What you should do — All entries below must be retyped exactly, though pictures are to be skipped.

-*-*-

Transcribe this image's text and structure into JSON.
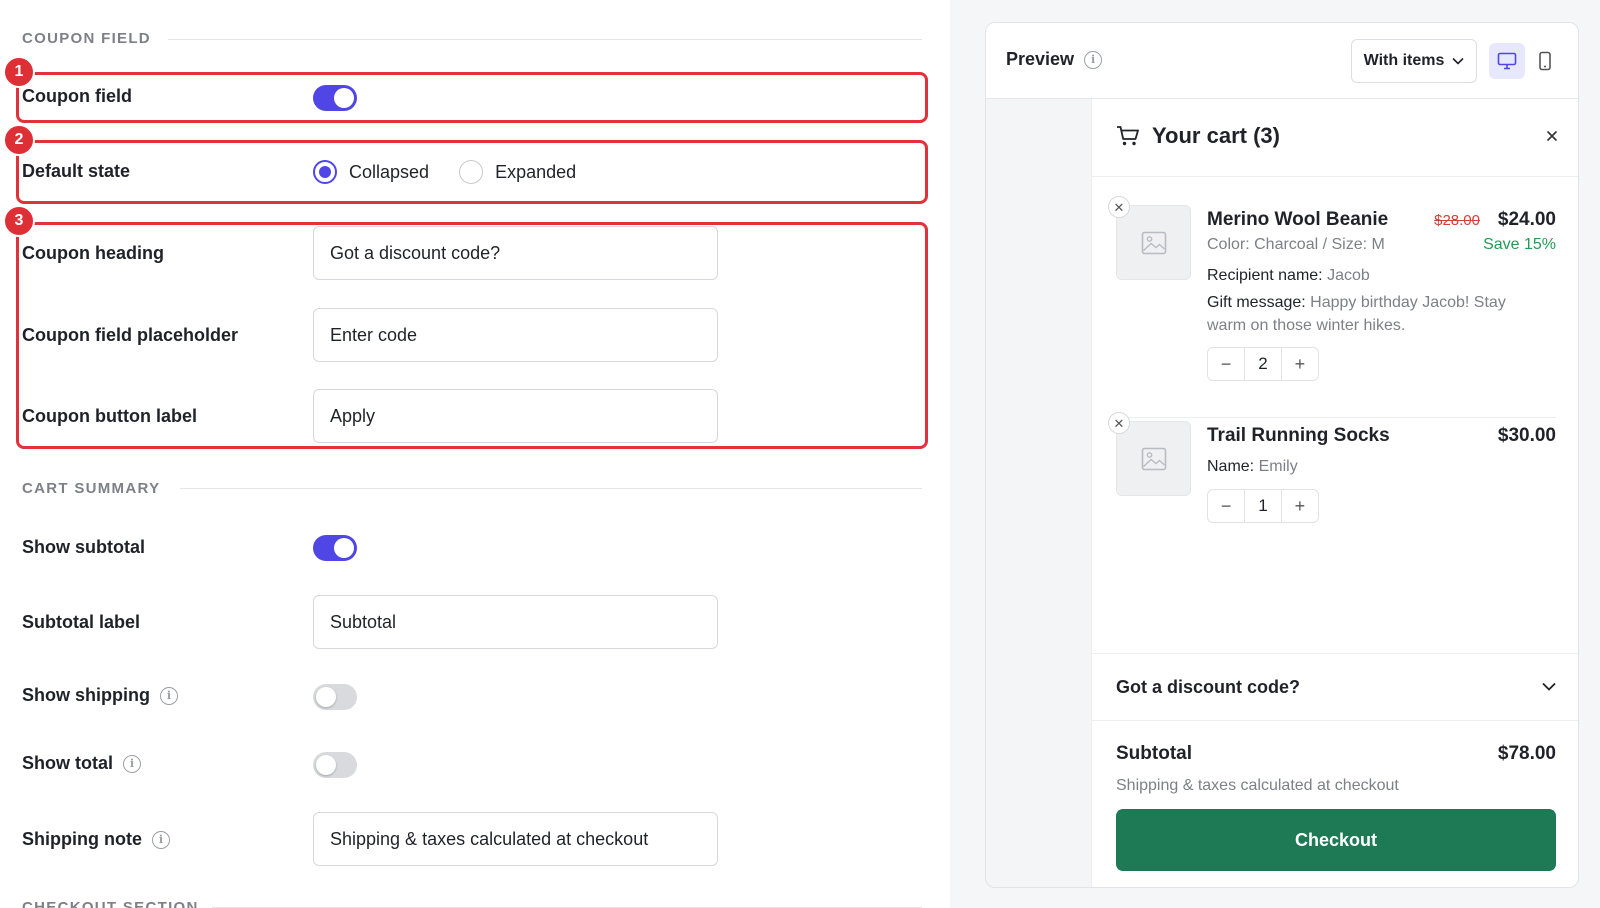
{
  "sections": {
    "coupon_field": "COUPON FIELD",
    "cart_summary": "CART SUMMARY",
    "checkout_section": "CHECKOUT SECTION"
  },
  "badges": [
    "1",
    "2",
    "3"
  ],
  "coupon": {
    "field_label": "Coupon field",
    "field_enabled": true,
    "default_state_label": "Default state",
    "default_state_options": [
      "Collapsed",
      "Expanded"
    ],
    "default_state_selected": "Collapsed",
    "heading_label": "Coupon heading",
    "heading_value": "Got a discount code?",
    "placeholder_label": "Coupon field placeholder",
    "placeholder_value": "Enter code",
    "button_label_label": "Coupon button label",
    "button_label_value": "Apply"
  },
  "summary": {
    "show_subtotal_label": "Show subtotal",
    "show_subtotal": true,
    "subtotal_label_label": "Subtotal label",
    "subtotal_label_value": "Subtotal",
    "show_shipping_label": "Show shipping",
    "show_shipping": false,
    "show_total_label": "Show total",
    "show_total": false,
    "shipping_note_label": "Shipping note",
    "shipping_note_value": "Shipping & taxes calculated at checkout"
  },
  "preview": {
    "title": "Preview",
    "mode": "With items",
    "device_selected": "desktop",
    "cart": {
      "title": "Your cart (3)",
      "items": [
        {
          "name": "Merino Wool Beanie",
          "compare_price": "$28.00",
          "price": "$24.00",
          "save": "Save 15%",
          "meta": "Color: Charcoal / Size: M",
          "recipient_key": "Recipient name:",
          "recipient_value": "Jacob",
          "gift_key": "Gift message:",
          "gift_value": "Happy birthday Jacob! Stay warm on those winter hikes.",
          "qty": "2"
        },
        {
          "name": "Trail Running Socks",
          "price": "$30.00",
          "name_key": "Name:",
          "name_value": "Emily",
          "qty": "1"
        }
      ],
      "coupon_heading": "Got a discount code?",
      "subtotal_label": "Subtotal",
      "subtotal_value": "$78.00",
      "shipping_note": "Shipping & taxes calculated at checkout",
      "checkout_label": "Checkout"
    }
  },
  "colors": {
    "accent": "#4f46e5",
    "highlight": "#e0323a",
    "checkout": "#1d7a55",
    "save": "#1f9d55",
    "compare_price": "#d0413a"
  }
}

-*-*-

Output below —
Transcribe this image's text and structure into JSON.
{
  "sections": {
    "coupon_field": "COUPON FIELD",
    "cart_summary": "CART SUMMARY",
    "checkout_section": "CHECKOUT SECTION"
  },
  "badges": [
    "1",
    "2",
    "3"
  ],
  "coupon": {
    "field_label": "Coupon field",
    "field_enabled": true,
    "default_state_label": "Default state",
    "default_state_options": [
      "Collapsed",
      "Expanded"
    ],
    "default_state_selected": "Collapsed",
    "heading_label": "Coupon heading",
    "heading_value": "Got a discount code?",
    "placeholder_label": "Coupon field placeholder",
    "placeholder_value": "Enter code",
    "button_label_label": "Coupon button label",
    "button_label_value": "Apply"
  },
  "summary": {
    "show_subtotal_label": "Show subtotal",
    "show_subtotal": true,
    "subtotal_label_label": "Subtotal label",
    "subtotal_label_value": "Subtotal",
    "show_shipping_label": "Show shipping",
    "show_shipping": false,
    "show_total_label": "Show total",
    "show_total": false,
    "shipping_note_label": "Shipping note",
    "shipping_note_value": "Shipping & taxes calculated at checkout"
  },
  "preview": {
    "title": "Preview",
    "mode": "With items",
    "device_selected": "desktop",
    "cart": {
      "title": "Your cart (3)",
      "items": [
        {
          "name": "Merino Wool Beanie",
          "compare_price": "$28.00",
          "price": "$24.00",
          "save": "Save 15%",
          "meta": "Color: Charcoal / Size: M",
          "recipient_key": "Recipient name:",
          "recipient_value": "Jacob",
          "gift_key": "Gift message:",
          "gift_value": "Happy birthday Jacob! Stay warm on those winter hikes.",
          "qty": "2"
        },
        {
          "name": "Trail Running Socks",
          "price": "$30.00",
          "name_key": "Name:",
          "name_value": "Emily",
          "qty": "1"
        }
      ],
      "coupon_heading": "Got a discount code?",
      "subtotal_label": "Subtotal",
      "subtotal_value": "$78.00",
      "shipping_note": "Shipping & taxes calculated at checkout",
      "checkout_label": "Checkout"
    }
  },
  "colors": {
    "accent": "#4f46e5",
    "highlight": "#e0323a",
    "checkout": "#1d7a55",
    "save": "#1f9d55",
    "compare_price": "#d0413a"
  }
}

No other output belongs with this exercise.